In late 2015, I wrote a prose poem, “Beryllium.” For the Bellingham Review special section, I decided to translate the poem into a handmade one-edition, sewing all 61 words of the poem onto 3”x2” pieces of fabric. I wanted the handmade book to have the tactility of Louise Bourgeois’ Ode â l’oubli. Continue Reading

Nonsense

As I write, the estimated size of Google’s index is 46.5 billion webpages. But how much do webpages (a metaphor) really tell us about our digital lives anyway? Think of all those smartphones, all those apps. There’s so much dynamic content that Googlebots can’t crawl. Continue Reading

Slow as the Seep of Water

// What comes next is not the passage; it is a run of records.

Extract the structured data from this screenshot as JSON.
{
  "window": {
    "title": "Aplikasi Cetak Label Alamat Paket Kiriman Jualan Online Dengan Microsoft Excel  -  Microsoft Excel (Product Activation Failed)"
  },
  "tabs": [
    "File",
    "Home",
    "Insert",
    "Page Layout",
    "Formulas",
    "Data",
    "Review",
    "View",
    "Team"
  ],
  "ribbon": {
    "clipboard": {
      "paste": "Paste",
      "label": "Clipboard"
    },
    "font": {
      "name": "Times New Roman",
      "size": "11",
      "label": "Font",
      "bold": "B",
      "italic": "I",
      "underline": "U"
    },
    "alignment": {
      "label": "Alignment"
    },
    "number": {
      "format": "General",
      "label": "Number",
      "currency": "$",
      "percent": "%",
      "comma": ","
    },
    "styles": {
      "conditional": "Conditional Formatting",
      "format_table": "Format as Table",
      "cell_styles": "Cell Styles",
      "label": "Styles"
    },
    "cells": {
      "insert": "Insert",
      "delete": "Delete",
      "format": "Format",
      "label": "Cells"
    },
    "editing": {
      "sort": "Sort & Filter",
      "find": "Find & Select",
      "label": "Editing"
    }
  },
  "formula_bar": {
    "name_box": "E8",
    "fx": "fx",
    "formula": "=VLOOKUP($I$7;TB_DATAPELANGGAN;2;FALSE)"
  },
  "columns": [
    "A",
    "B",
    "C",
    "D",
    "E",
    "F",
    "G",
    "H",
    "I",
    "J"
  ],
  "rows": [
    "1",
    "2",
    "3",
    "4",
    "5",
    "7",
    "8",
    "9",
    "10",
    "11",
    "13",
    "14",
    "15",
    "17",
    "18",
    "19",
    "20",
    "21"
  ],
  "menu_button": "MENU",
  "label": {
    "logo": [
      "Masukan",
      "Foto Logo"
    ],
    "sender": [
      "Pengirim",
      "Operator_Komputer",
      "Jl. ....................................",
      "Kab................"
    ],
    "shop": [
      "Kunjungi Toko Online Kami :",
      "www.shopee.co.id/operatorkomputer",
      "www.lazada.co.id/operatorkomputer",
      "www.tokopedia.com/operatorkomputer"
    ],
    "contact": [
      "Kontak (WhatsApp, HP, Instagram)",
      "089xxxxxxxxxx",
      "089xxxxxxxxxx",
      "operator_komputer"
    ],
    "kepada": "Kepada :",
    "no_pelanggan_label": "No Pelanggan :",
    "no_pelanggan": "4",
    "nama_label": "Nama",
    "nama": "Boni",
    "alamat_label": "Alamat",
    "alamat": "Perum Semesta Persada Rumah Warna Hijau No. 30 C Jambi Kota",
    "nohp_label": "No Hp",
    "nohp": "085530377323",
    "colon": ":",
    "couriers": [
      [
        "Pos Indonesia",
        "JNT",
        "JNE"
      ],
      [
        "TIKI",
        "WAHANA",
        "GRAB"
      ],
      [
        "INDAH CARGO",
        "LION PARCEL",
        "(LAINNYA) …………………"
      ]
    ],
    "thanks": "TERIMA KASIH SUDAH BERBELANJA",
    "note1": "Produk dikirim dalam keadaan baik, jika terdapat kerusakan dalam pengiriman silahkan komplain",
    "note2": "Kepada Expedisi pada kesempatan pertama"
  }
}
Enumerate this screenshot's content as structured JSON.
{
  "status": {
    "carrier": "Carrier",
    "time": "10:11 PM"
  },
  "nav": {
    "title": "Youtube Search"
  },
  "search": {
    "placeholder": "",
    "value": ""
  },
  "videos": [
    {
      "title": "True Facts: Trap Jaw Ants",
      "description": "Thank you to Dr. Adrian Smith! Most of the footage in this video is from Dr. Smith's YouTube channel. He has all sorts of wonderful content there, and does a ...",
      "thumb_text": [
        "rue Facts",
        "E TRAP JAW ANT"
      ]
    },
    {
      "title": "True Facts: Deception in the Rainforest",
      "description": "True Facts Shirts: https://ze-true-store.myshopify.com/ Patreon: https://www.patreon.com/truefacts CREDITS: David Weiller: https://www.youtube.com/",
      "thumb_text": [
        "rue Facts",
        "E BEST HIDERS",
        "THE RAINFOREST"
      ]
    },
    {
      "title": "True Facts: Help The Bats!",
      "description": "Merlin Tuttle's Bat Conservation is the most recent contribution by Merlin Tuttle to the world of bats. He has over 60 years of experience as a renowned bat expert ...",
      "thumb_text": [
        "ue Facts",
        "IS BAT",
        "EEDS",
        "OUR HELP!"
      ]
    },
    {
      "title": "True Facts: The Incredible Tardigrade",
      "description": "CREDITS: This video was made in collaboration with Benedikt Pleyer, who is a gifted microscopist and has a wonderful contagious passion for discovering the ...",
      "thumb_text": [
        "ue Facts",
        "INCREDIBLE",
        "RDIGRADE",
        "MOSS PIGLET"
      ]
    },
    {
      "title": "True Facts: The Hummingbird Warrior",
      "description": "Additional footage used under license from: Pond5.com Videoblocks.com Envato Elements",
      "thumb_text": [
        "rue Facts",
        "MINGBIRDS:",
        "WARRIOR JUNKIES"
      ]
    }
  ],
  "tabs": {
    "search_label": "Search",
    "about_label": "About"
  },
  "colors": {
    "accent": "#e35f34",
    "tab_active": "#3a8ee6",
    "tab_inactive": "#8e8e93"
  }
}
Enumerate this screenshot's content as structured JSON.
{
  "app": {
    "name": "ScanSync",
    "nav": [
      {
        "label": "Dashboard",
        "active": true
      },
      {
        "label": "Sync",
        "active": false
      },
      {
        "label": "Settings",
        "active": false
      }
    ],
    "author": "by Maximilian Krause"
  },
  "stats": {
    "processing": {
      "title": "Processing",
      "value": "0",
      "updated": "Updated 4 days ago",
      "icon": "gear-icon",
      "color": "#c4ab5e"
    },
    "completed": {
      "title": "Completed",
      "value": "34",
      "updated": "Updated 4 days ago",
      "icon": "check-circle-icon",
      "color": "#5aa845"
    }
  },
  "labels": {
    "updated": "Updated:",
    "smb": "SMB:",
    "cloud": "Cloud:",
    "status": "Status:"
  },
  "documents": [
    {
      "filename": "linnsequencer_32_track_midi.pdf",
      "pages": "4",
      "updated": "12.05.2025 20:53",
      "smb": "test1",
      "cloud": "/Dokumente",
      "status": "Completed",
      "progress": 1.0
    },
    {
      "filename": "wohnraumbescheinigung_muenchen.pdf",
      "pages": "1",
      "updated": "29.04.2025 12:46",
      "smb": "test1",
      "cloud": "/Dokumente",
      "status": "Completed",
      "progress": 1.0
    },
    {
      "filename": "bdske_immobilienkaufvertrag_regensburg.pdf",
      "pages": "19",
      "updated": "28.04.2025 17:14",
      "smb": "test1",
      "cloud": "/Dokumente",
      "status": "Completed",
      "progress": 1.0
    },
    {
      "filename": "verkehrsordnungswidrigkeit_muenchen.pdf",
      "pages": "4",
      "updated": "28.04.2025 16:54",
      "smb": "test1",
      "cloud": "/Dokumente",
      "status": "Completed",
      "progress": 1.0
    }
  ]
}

Holy Saturday morning. Byron and I sign the register at Bandelier National Monument for the 22-mile round-trip hike to Painted Cave. We tighten the straps on our backpacks, hike out of Frijoles Canyon, and settle into a rhythm of ascent, bodies leaning slightly forward against the pull of our packs. By the time we reach the mesa between Lummis and Alamo Canyons, the clouds have moved in. The rain starts, just a mist at first, becoming thicker until the dust turns a darker brown. Alamo Canyon is a tapered slash. I imagine that when we reach the bottom, we will be able to stretch our arms out and touch the rocks on the other side. The carved layers make geological time real. The steep switchbacks shove my toes forward in my boots. A lizard scuttles across the trail. Small stones roll under our feet. At each turn of the switchbacks, the rocks make irregular steps down that jar our knees. Continue Reading